Friday, July 2, 2010

Weekend - Running Hill Repeat Workout!

For those of you not racing this weekend and want a different hill repeat routine try this workout to test your engine. This workout builds leg and lung power and several weeks of consistently doing the workout will improve your hill running and result in power increases in the legs.

Find a hill that is a steady climb that will take between 6-9 minutes in duration while keeping your heart rate in the 85-95% percent range of lactate threshold. So you will not be "red-lining" the heart rate but training right in the "sweet spot". The hill should not be so steep that you can't maintain the heart rate in this range. It can be done on trails or roads (I prefer roads).

After a 10-15 minute warm up including five 20 second "pickups" start the first set:

1. Climb the hill and keep you heels down (so you don't aggravate the Achilles) /while pumping arms - focus on solid breathing and staying in your heart rate zone.

2. Recover on the run down (should take you roughly the same time as going up)

3. When you reach the bottom, then start with 50-75 Hindu squats (error on the low side for the number of Squats). If you need a demonstration of a Hindu Squat (check out video on home page or do a Google search and you will see plenty of examples on how to do it correctly). The Hindu squats should be done quickly and exploding up, but stay under control with good form.

4. After the Hindu Squats immediately head back up the hill for the second set.

For those of you who want a challenge, attempt the following set:

8-10 Hill Repeats followed by 175-200 Hindu Squats after each recovery downhill run. Alternatively, do half of the hill climbs and Hindu Squats with nose breathing only - this is very tough but teaches you how to belly breath and staying relaxed!

After completing your set, warm down with 20-30 minutes of running in the 65-70% Heart rate zone.

I love this workout and do it every week (mid week) the benefits are immense! Please let me know your thoughts.


Tuesday, June 29, 2010

Race Specification Training - going Solo!

One common training practice is to add race specific training workouts to mirror the terrain or conditions of your upcoming race. The benefits are immense so there are no surprises on race day. How many times have you been in a race and even with all the various details on race websites with regards to elevation gains, heat, number of aid stations, etc. do you hear the comment "I was not aware that the race had so many hills!".

Race specific training can include many of the following: Heat training/acclimation, Hill training, downhill running on trails (Western States 100 Mile Run), roads vs. trails (running and cycling), training in the aerodynamic position for a triathlon vs. in an upright position (so your back does not spasm), learning how to walk fast in multi-day running races, training without headphones (biking and running) where it's not allowed in the race. There are many more, but one that is often overlooked is training solo.

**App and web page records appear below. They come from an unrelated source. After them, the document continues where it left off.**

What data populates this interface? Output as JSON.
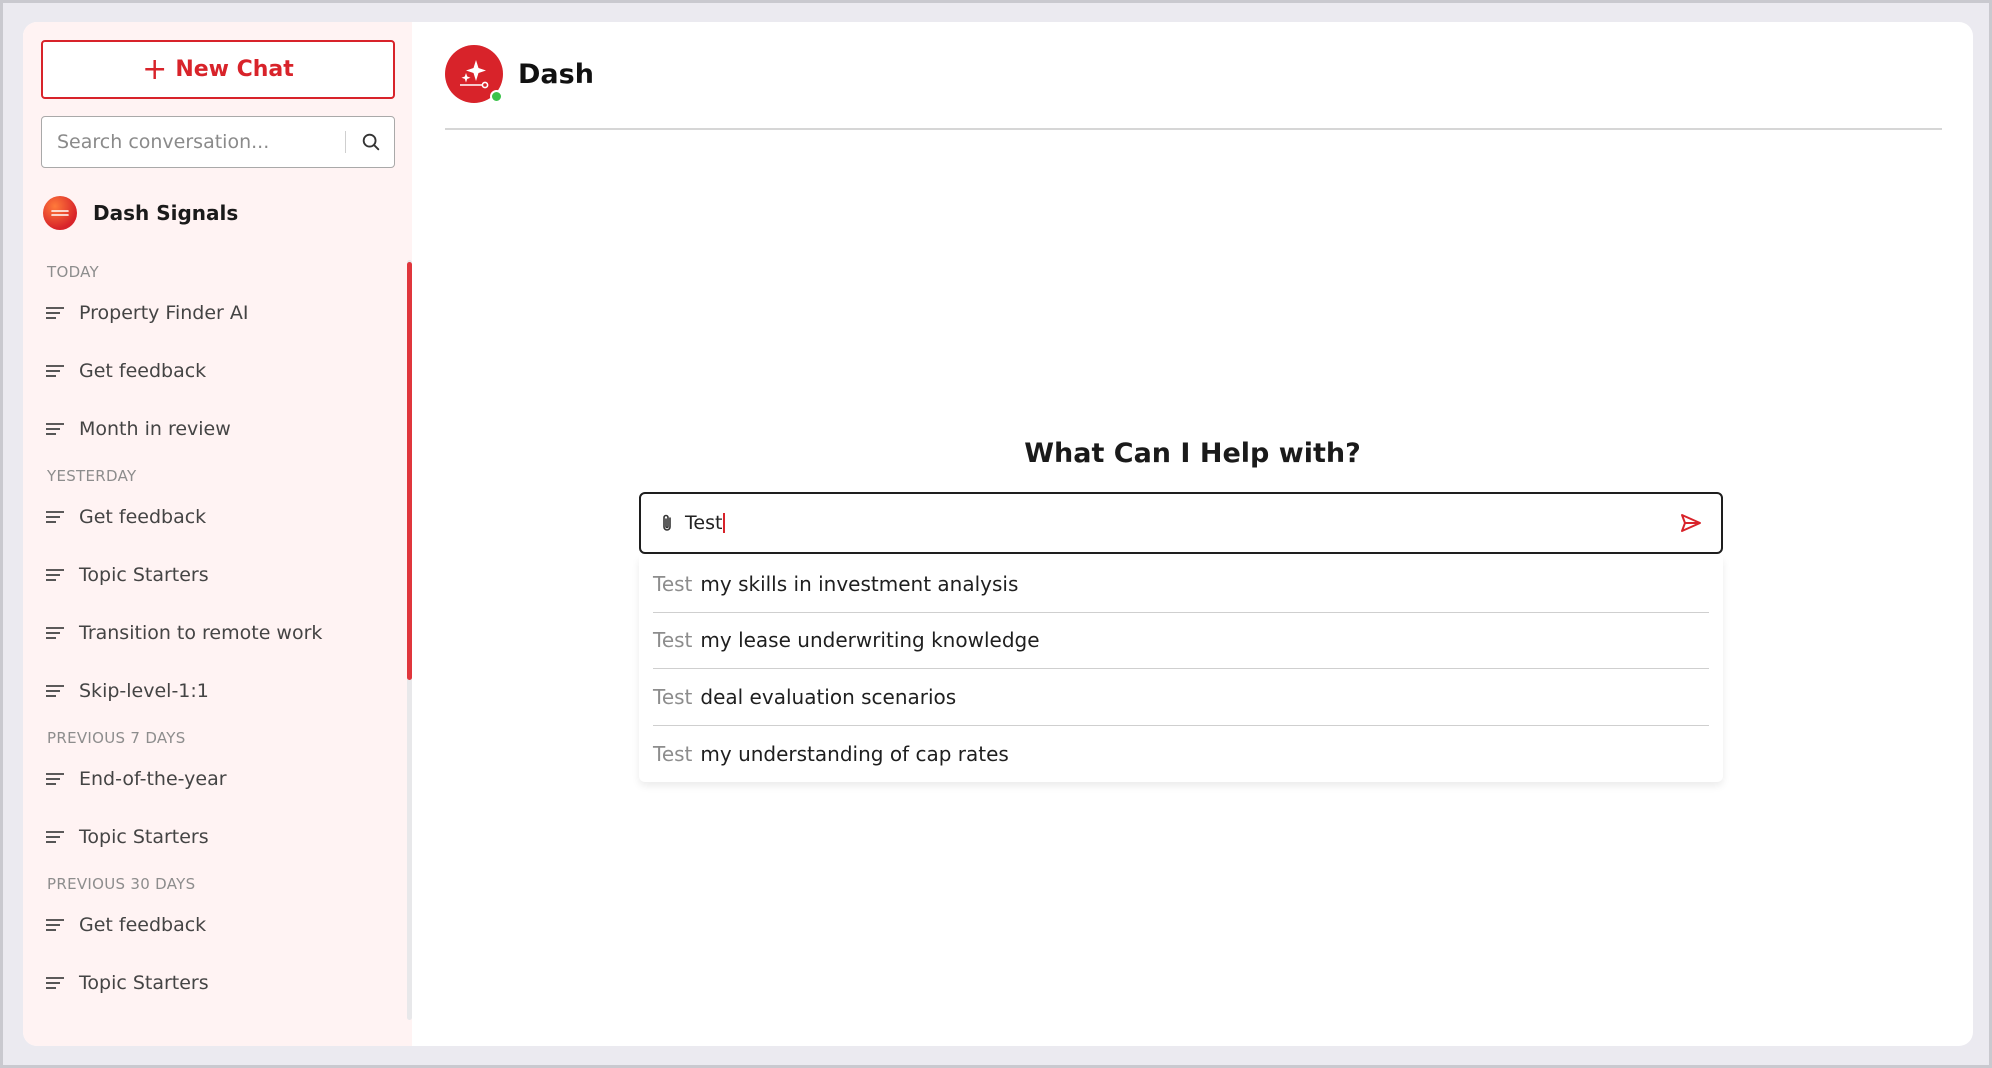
{
  "sidebar": {
    "new_chat_label": "New Chat",
    "search_placeholder": "Search conversation...",
    "signals_label": "Dash Signals",
    "sections": [
      {
        "label": "TODAY",
        "items": [
          "Property Finder AI",
          "Get feedback",
          "Month in review"
        ]
      },
      {
        "label": "YESTERDAY",
        "items": [
          "Get feedback",
          "Topic Starters",
          "Transition to remote work",
          "Skip-level-1:1"
        ]
      },
      {
        "label": "PREVIOUS 7 DAYS",
        "items": [
          "End-of-the-year",
          "Topic Starters"
        ]
      },
      {
        "label": "PREVIOUS 30 DAYS",
        "items": [
          "Get feedback",
          "Topic Starters"
        ]
      }
    ]
  },
  "header": {
    "title": "Dash",
    "status": "online"
  },
  "main": {
    "hero_title": "What Can I Help with?",
    "prompt_value": "Test",
    "suggestions": [
      {
        "prefix": "Test",
        "rest": "my skills in investment analysis"
      },
      {
        "prefix": "Test",
        "rest": "my lease underwriting knowledge"
      },
      {
        "prefix": "Test",
        "rest": "deal evaluation scenarios"
      },
      {
        "prefix": "Test",
        "rest": "my understanding of cap rates"
      }
    ]
  },
  "colors": {
    "accent": "#d8232a",
    "sidebar_bg": "#fff3f3",
    "online": "#3ac24a"
  }
}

Of course training with others is enjoyable but if your competing in a long race, mental strength becomes extremely important. The benefits of training alone for some of the long distance training will pay off come race day when you experience the "lows" as in many cases you will be alone without another athlete anywhere in close proximity. Social training is great, but in many cases athletes become "too" comfortable in having the security of another friend when training. When it's race day and they are facing a "bonk", mechanical problem with the bike, blisters, etc. you know what happens - yes they "crack" mentally and they end up on the DNF (Did Not Focus/Finish) list. I have seen this happen so often as athletes get so comfortable talking through the early miles of a long race with friends to make the "miles go by quickly" and then late into the race they have no mental strength to get to the finish when they are on their own. As you all know, the "real" race for most athletes begins late into the race. For example, during a 100 mile running event, the "real race" begins at mile 80-85 and in many cases it's all about your ability to push it hard to pass fellow competitors and finish strong while running alone.

I don't want to discount the fun of training with others, but if you prepare for your races with various race specific training techniques make sure you learn how to train alone to build your mental strength to get through the "lows" on your own!

Enjoy your workouts today!